I have to admit that after experiencing the pop culture Obsession in frankenstein Frankenstein, I share the sentiments that can only be described in her words: The parallels between the ancient myth and the Gothic novel are striking.
Andrew Scott from Moriarty fame, now plays the role of Inspector Turpin. The Creature also appears, at first, innocent and helpless -- and the "first-born child" of his creator. Denied from "birth" the maternal mirroring necessary for healthy development, the Creature exhibits an empathic responsiveness that remains one of the mysteries of his character.
Her Romantic background draws her to state that technology is evil; it is man who must control the technology, not the technology controlling man.
Victor would rather justify his own fickleness as an aspect of human nature than as a uniquely individual failure.
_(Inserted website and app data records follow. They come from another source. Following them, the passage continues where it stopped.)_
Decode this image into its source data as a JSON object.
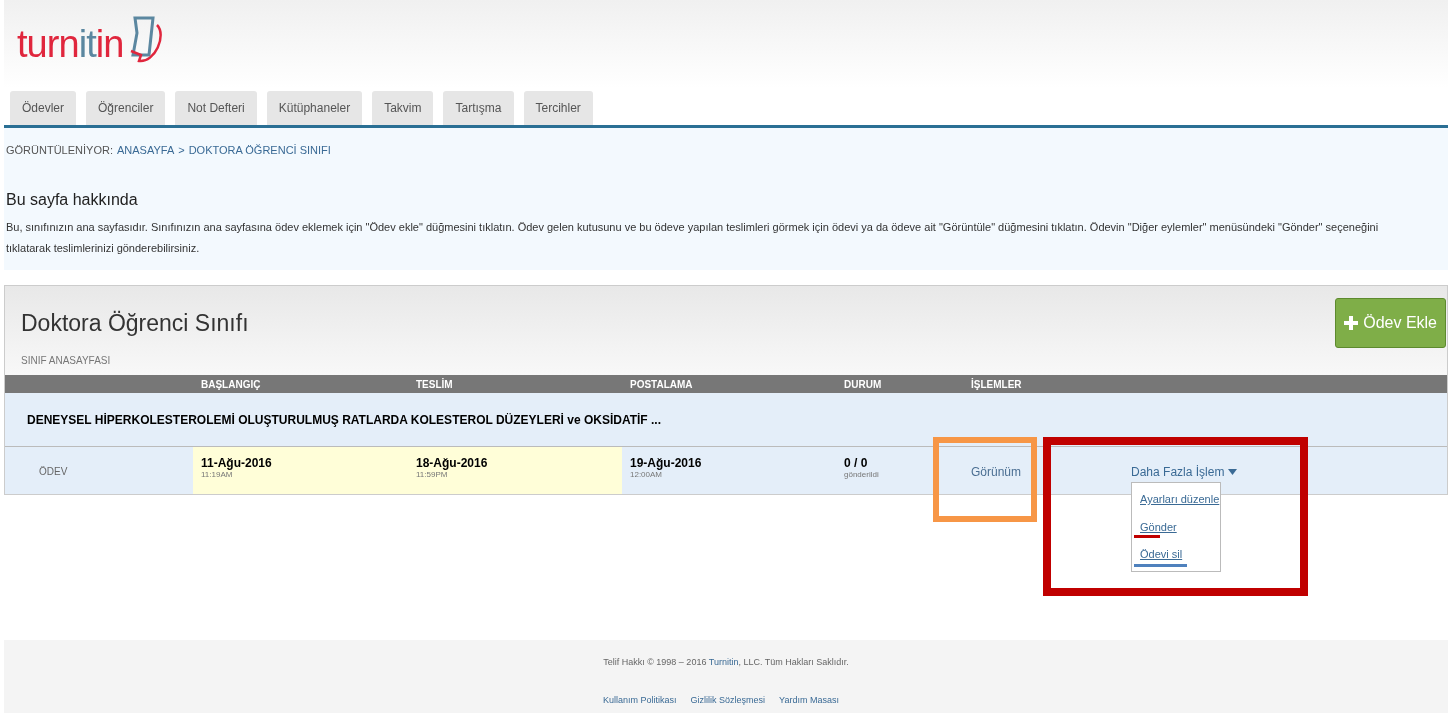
{
  "logo": {
    "parts": [
      {
        "text": "turn",
        "color": "#e0263d"
      },
      {
        "text": "it",
        "color": "#5b87a0"
      },
      {
        "text": "in",
        "color": "#e0263d"
      }
    ]
  },
  "tabs": [
    "Ödevler",
    "Öğrenciler",
    "Not Defteri",
    "Kütüphaneler",
    "Takvim",
    "Tartışma",
    "Tercihler"
  ],
  "breadcrumb": {
    "prefix": "GÖRÜNTÜLENİYOR:",
    "items": [
      "ANASAYFA",
      "DOKTORA ÖĞRENCİ SINIFI"
    ],
    "separator": ">"
  },
  "about": {
    "title": "Bu sayfa hakkında",
    "text": "Bu, sınıfınızın ana sayfasıdır. Sınıfınızın ana sayfasına ödev eklemek için \"Ödev ekle\" düğmesini tıklatın. Ödev gelen kutusunu ve bu ödeve yapılan teslimleri görmek için ödevi ya da ödeve ait \"Görüntüle\" düğmesini tıklatın. Ödevin \"Diğer eylemler\" menüsündeki \"Gönder\" seçeneğini tıklatarak teslimlerinizi gönderebilirsiniz."
  },
  "class_panel": {
    "title": "Doktora Öğrenci Sınıfı",
    "subtitle": "SINIF ANASAYFASI",
    "add_button": "Ödev Ekle",
    "columns": [
      "BAŞLANGIÇ",
      "TESLİM",
      "POSTALAMA",
      "DURUM",
      "İŞLEMLER"
    ],
    "assignments": [
      {
        "title": "DENEYSEL HİPERKOLESTEROLEMİ OLUŞTURULMUŞ RATLARDA KOLESTEROL DÜZEYLERİ ve OKSİDATİF ...",
        "type": "ÖDEV",
        "dates": [
          {
            "date": "11-Ağu-2016",
            "time": "11:19AM",
            "highlighted": true
          },
          {
            "date": "18-Ağu-2016",
            "time": "11:59PM",
            "highlighted": true
          },
          {
            "date": "19-Ağu-2016",
            "time": "12:00AM",
            "highlighted": false
          }
        ],
        "status": {
          "count": "0 / 0",
          "note": "gönderildi"
        },
        "view": "Görünüm",
        "more": {
          "label": "Daha Fazla İşlem",
          "expanded": true,
          "items": [
            "Ayarları düzenle",
            "Gönder",
            "Ödevi sil"
          ]
        }
      }
    ]
  },
  "annotations": [
    {
      "kind": "frame",
      "color": "#f79646"
    },
    {
      "kind": "frame",
      "color": "#c00000"
    },
    {
      "kind": "underline",
      "color": "#c00000"
    },
    {
      "kind": "underline",
      "color": "#4f81bd"
    }
  ],
  "footer": {
    "copyright": {
      "before": "Telif Hakkı © 1998 – 2016 ",
      "link": "Turnitin",
      "after": ", LLC. Tüm Hakları Saklıdır."
    },
    "links": [
      "Kullanım Politikası",
      "Gizlilik Sözleşmesi",
      "Yardım Masası"
    ]
  }
}
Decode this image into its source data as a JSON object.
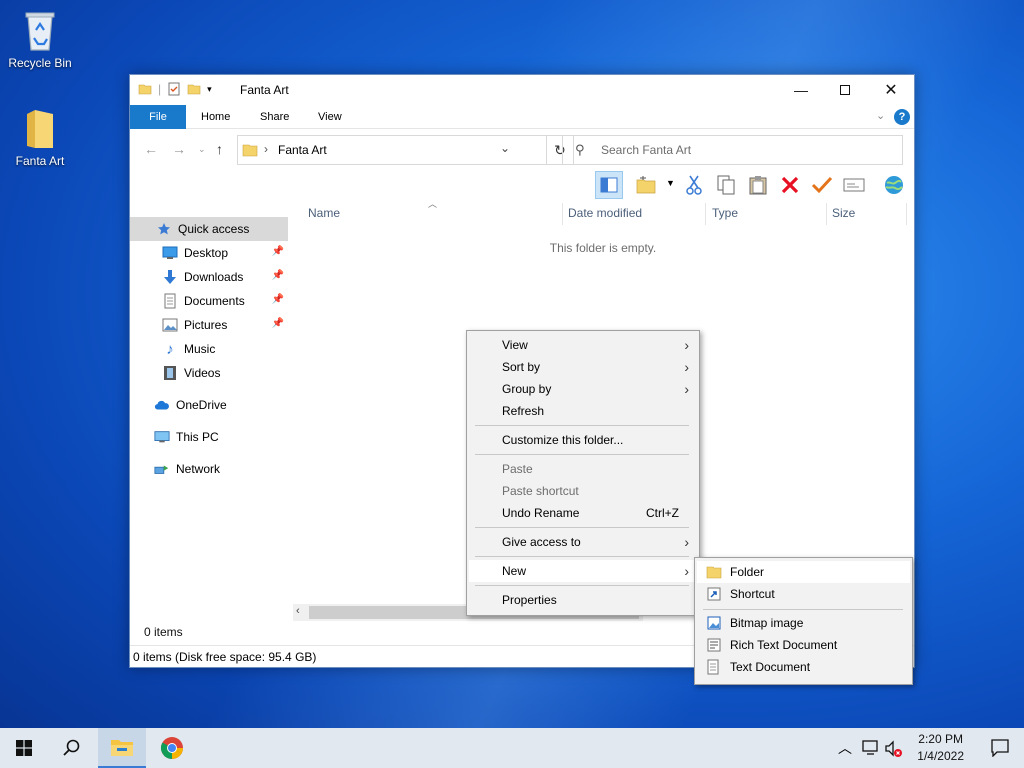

Gerald Howe, ], John MiltonParadise Lost X. The father thus plays off William, the good son, against Victor, the bad son. The devaluation is neither healthy nor realistic, since it does not allow the patient to see the analyst as a fellow human being, with both strengths and weaknesses.
Jason Aronson, Felix's relationship to Safie repeats Victor's relationship to Elizabeth.
There is only one character in Frankenstein who might not be appalled at the Creature's appearance -- and who would not, therefore, echo Victor's monstrous rejection of him. Many readers, especially those who confuse Frankenstein with the Creature, would doubtlessly agree with this interpretation.
He never sees his offspring as a related other who remains, paradoxically, both inside and outside the self.
Why did you form a monster so hideous that even you turned from me in disgust? Why did you form a monster so hideous that even you turned from me in disgust?
Functioning as a self-object, the Creature embodies Victor's narcissistic rage. The illness, which immediately follows the Creature's birth, is a kind of postpartum -- and postartem -- depression. No father could claim the gratitude of his child so completely as I should deserve theirs" Frankenstein, when in fact it is just Victor Frankenstein, as he gets kicked out of school, never earning his title and that he has a hunch-backed assistant name Igor.
The Creature was made to show Victor's parents how an offspring ought to be conceived and framed, how, ideally, offspring should be treated; but Victor's motivation is inherently grandiose, causing him to abandon the Creature at birth.
In a Winnicottian sense, the affection she lavishes on her fictional characters affirms her good enough mothering and authoring. Victor would have us believe that he experiences no sibling rivalry when his mother unexpectedly brings home Elizabeth Lavenza, an Italian foundling.
Later, as a young man, he becomes enthralled with the study of life sciences - mainly dealing with death and the reanimation of corpses. He has a nephew named Felix Flanken, whom he claims is the son of his youngest sister an expert in witchcraft and a medicine manthough the film's twist ending reveals him to actually be a sentient automaton built by the Frankensteins.
Victor thinks to himself in Chapter 7: · Victor Frankenstein is the main character in Mary Shelley's novel Frankenstein; or, The Modern Prometheus.
He is an Italian-Swiss scientist who, after studying chemical processes and the decay of living beings, gains an insight into the creation of life and gives life to his own creature, often referred to as Frankenstein's monster, or dfaduke.com Victor's attention to the contrast between the living and the dead becomes an obsession.
To study, he must experiment, and to experiment, he must collect samples upon which to practice. He looks at what causes life or death and states, "I saw how the worm inherited the wonders of the eye and brain."dfaduke.com › Home › Literature Notes › Frankenstein › Chapter 4.
· Frankenstein; or, The Modern Prometheus is a novel written by English author Mary Shelley (–) that tells the story of Victor Frankenstein, a young scientist who creates a hideous, sapient creature in an unorthodox scientific experiment.
Shelley started writing the story when she was 18, and the first edition of the novel was dfaduke.com · There are many different obsessions in Frankenstein. One is Robert Waltons obsession with his exploration.
Another one, probably the most major, would be Victor Frankenstein dfaduke.com · Victor experienced alienation his entire life, when he was a child and family due to his scientific obsession. Therefore, in Frankenstein, Mary Shelley used the theme of alienation by having the two main characters, Victor and Frankenstein, alienated by society because people judged the monster based on his physical appearance and his dfaduke.com://dfaduke.com · Webster defines obsession to be "Compulsive, often anxious preoccupation with a fixed idea or unwanted emotion." Or, "A compulsive, usually irrational idea or emotion." The strange thing about obsession is the absolute inability of the person, once obsessed, to understand their own actions in dfaduke.com?id=Download